((

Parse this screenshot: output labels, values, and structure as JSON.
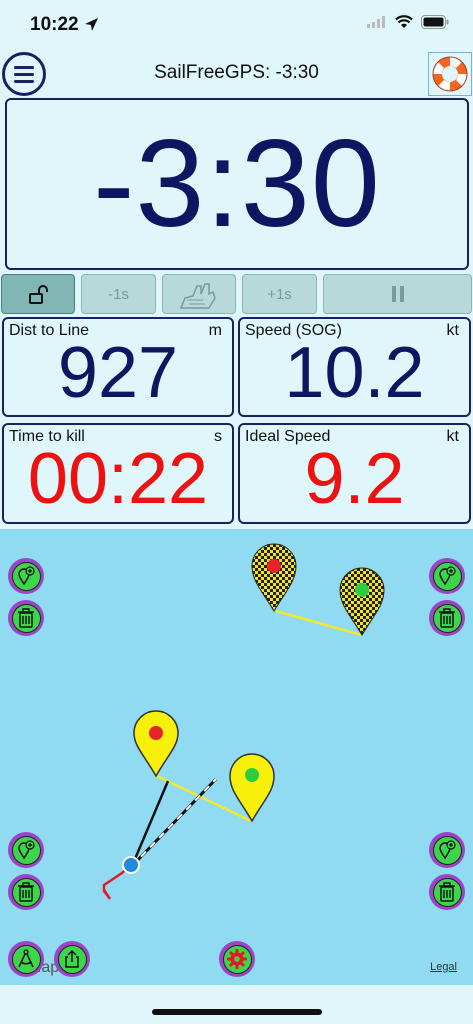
{
  "status_bar": {
    "time": "10:22",
    "icons": [
      "location-arrow-icon",
      "cellular-signal-icon",
      "wifi-icon",
      "battery-icon"
    ]
  },
  "nav": {
    "title": "SailFreeGPS: -3:30",
    "menu_icon": "hamburger-menu-icon",
    "sos_icon": "life-ring-icon"
  },
  "timer": {
    "value": "-3:30"
  },
  "controls": {
    "lock_icon": "unlocked-padlock-icon",
    "minus_label": "-1s",
    "sync_icon": "hand-sync-icon",
    "plus_label": "+1s",
    "pause_icon": "pause-icon"
  },
  "tiles": {
    "dist": {
      "label": "Dist to Line",
      "unit": "m",
      "value": "927"
    },
    "speed": {
      "label": "Speed (SOG)",
      "unit": "kt",
      "value": "10.2"
    },
    "time_to_kill": {
      "label": "Time to kill",
      "unit": "s",
      "value": "00:22"
    },
    "ideal_speed": {
      "label": "Ideal Speed",
      "unit": "kt",
      "value": "9.2"
    }
  },
  "colors": {
    "accent": "#1a2060",
    "alert": "#ee1111",
    "map_water": "#90dbf2",
    "button_green": "#3dd64a",
    "button_ring": "#9b44c8"
  },
  "map": {
    "watermark": "Map",
    "legal": "Legal",
    "buttons": {
      "add_pin_icon": "add-pin-icon",
      "trash_icon": "trash-icon",
      "compass_icon": "drafting-compass-icon",
      "share_icon": "share-icon",
      "settings_icon": "gear-icon"
    }
  }
}
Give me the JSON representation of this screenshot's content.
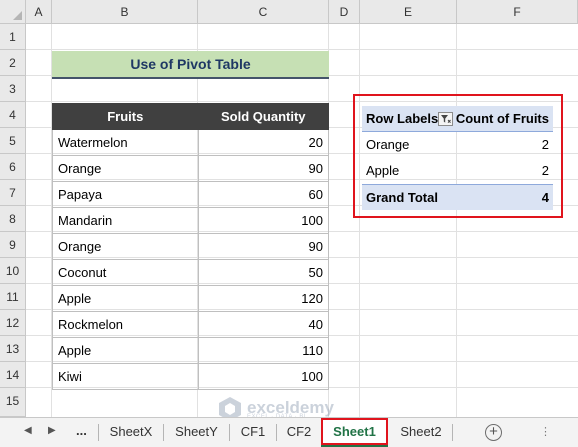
{
  "columns": [
    "A",
    "B",
    "C",
    "D",
    "E",
    "F"
  ],
  "rows": [
    "1",
    "2",
    "3",
    "4",
    "5",
    "6",
    "7",
    "8",
    "9",
    "10",
    "11",
    "12",
    "13",
    "14",
    "15"
  ],
  "title": "Use of Pivot Table",
  "table": {
    "headers": [
      "Fruits",
      "Sold Quantity"
    ],
    "rows": [
      [
        "Watermelon",
        "20"
      ],
      [
        "Orange",
        "90"
      ],
      [
        "Papaya",
        "60"
      ],
      [
        "Mandarin",
        "100"
      ],
      [
        "Orange",
        "90"
      ],
      [
        "Coconut",
        "50"
      ],
      [
        "Apple",
        "120"
      ],
      [
        "Rockmelon",
        "40"
      ],
      [
        "Apple",
        "110"
      ],
      [
        "Kiwi",
        "100"
      ]
    ]
  },
  "pivot": {
    "row_labels": "Row Labels",
    "value_header": "Count of Fruits",
    "filter_icon": "filter-icon",
    "rows": [
      [
        "Orange",
        "2"
      ],
      [
        "Apple",
        "2"
      ]
    ],
    "total_label": "Grand Total",
    "total_value": "4"
  },
  "tabs": {
    "more": "...",
    "items": [
      "SheetX",
      "SheetY",
      "CF1",
      "CF2",
      "Sheet1",
      "Sheet2"
    ],
    "active": "Sheet1",
    "add_icon": "plus-circle-icon"
  },
  "watermark": {
    "name": "exceldemy",
    "tagline": "EXCEL · DATA · BI"
  },
  "colors": {
    "title_fill": "#c6e0b4",
    "table_header": "#404040",
    "pivot_fill": "#dae3f3",
    "highlight": "#e0141d",
    "active_tab": "#217346"
  }
}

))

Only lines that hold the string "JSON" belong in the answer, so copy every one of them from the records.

* Task output:
Parse this screenshot: output labels, values, and structure as JSON.
Give me the JSON representation of this screenshot's content.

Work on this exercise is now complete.